'''
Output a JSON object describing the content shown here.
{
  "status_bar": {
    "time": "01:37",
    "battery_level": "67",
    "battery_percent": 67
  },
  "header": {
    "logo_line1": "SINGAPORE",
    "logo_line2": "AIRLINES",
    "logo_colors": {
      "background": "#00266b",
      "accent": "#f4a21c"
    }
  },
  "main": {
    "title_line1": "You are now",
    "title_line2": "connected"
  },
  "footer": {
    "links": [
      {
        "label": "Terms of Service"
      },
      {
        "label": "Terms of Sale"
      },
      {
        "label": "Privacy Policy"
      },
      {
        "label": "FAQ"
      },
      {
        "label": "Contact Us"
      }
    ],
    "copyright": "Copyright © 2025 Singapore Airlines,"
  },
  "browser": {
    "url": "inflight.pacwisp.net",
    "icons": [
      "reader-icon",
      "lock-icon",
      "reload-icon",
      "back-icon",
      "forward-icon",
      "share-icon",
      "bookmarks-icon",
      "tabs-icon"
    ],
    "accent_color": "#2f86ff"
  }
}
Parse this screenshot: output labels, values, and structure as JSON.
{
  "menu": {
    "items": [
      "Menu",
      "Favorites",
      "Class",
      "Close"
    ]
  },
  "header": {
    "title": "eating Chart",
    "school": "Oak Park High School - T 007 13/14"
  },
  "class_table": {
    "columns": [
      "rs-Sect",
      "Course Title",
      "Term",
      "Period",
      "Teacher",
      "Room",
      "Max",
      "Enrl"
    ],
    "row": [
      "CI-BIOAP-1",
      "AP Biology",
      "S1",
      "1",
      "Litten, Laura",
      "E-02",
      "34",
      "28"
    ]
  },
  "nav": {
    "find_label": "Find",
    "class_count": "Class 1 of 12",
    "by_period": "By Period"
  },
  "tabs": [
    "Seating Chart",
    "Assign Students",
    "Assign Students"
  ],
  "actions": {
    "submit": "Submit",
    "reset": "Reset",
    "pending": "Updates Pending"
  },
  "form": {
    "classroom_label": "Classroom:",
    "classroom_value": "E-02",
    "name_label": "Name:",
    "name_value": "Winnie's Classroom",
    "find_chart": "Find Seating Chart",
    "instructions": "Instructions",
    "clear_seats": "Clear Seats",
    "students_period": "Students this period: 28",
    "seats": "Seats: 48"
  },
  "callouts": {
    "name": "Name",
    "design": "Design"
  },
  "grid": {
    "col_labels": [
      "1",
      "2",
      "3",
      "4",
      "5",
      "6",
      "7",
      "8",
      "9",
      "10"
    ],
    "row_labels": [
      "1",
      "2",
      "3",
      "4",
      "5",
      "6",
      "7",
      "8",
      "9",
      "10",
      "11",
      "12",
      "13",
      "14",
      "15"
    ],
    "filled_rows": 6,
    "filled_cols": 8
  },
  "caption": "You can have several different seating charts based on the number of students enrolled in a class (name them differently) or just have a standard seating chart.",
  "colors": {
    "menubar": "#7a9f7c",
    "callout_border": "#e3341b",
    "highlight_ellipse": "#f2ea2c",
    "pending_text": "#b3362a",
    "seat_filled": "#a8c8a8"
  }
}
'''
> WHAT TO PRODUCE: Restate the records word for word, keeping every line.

> OUTPUT OF THE EXERCISE:
Output a JSON object describing the content shown here.
{
  "status_bar": {
    "time": "01:37",
    "battery_level": "67",
    "battery_percent": 67
  },
  "header": {
    "logo_line1": "SINGAPORE",
    "logo_line2": "AIRLINES",
    "logo_colors": {
      "background": "#00266b",
      "accent": "#f4a21c"
    }
  },
  "main": {
    "title_line1": "You are now",
    "title_line2": "connected"
  },
  "footer": {
    "links": [
      {
        "label": "Terms of Service"
      },
      {
        "label": "Terms of Sale"
      },
      {
        "label": "Privacy Policy"
      },
      {
        "label": "FAQ"
      },
      {
        "label": "Contact Us"
      }
    ],
    "copyright": "Copyright © 2025 Singapore Airlines,"
  },
  "browser": {
    "url": "inflight.pacwisp.net",
    "icons": [
      "reader-icon",
      "lock-icon",
      "reload-icon",
      "back-icon",
      "forward-icon",
      "share-icon",
      "bookmarks-icon",
      "tabs-icon"
    ],
    "accent_color": "#2f86ff"
  }
}
Parse this screenshot: output labels, values, and structure as JSON.
{
  "menu": {
    "items": [
      "Menu",
      "Favorites",
      "Class",
      "Close"
    ]
  },
  "header": {
    "title": "eating Chart",
    "school": "Oak Park High School - T 007 13/14"
  },
  "class_table": {
    "columns": [
      "rs-Sect",
      "Course Title",
      "Term",
      "Period",
      "Teacher",
      "Room",
      "Max",
      "Enrl"
    ],
    "row": [
      "CI-BIOAP-1",
      "AP Biology",
      "S1",
      "1",
      "Litten, Laura",
      "E-02",
      "34",
      "28"
    ]
  },
  "nav": {
    "find_label": "Find",
    "class_count": "Class 1 of 12",
    "by_period": "By Period"
  },
  "tabs": [
    "Seating Chart",
    "Assign Students",
    "Assign Students"
  ],
  "actions": {
    "submit": "Submit",
    "reset": "Reset",
    "pending": "Updates Pending"
  },
  "form": {
    "classroom_label": "Classroom:",
    "classroom_value": "E-02",
    "name_label": "Name:",
    "name_value": "Winnie's Classroom",
    "find_chart": "Find Seating Chart",
    "instructions": "Instructions",
    "clear_seats": "Clear Seats",
    "students_period": "Students this period: 28",
    "seats": "Seats: 48"
  },
  "callouts": {
    "name": "Name",
    "design": "Design"
  },
  "grid": {
    "col_labels": [
      "1",
      "2",
      "3",
      "4",
      "5",
      "6",
      "7",
      "8",
      "9",
      "10"
    ],
    "row_labels": [
      "1",
      "2",
      "3",
      "4",
      "5",
      "6",
      "7",
      "8",
      "9",
      "10",
      "11",
      "12",
      "13",
      "14",
      "15"
    ],
    "filled_rows": 6,
    "filled_cols": 8
  },
  "caption": "You can have several different seating charts based on the number of students enrolled in a class (name them differently) or just have a standard seating chart.",
  "colors": {
    "menubar": "#7a9f7c",
    "callout_border": "#e3341b",
    "highlight_ellipse": "#f2ea2c",
    "pending_text": "#b3362a",
    "seat_filled": "#a8c8a8"
  }
}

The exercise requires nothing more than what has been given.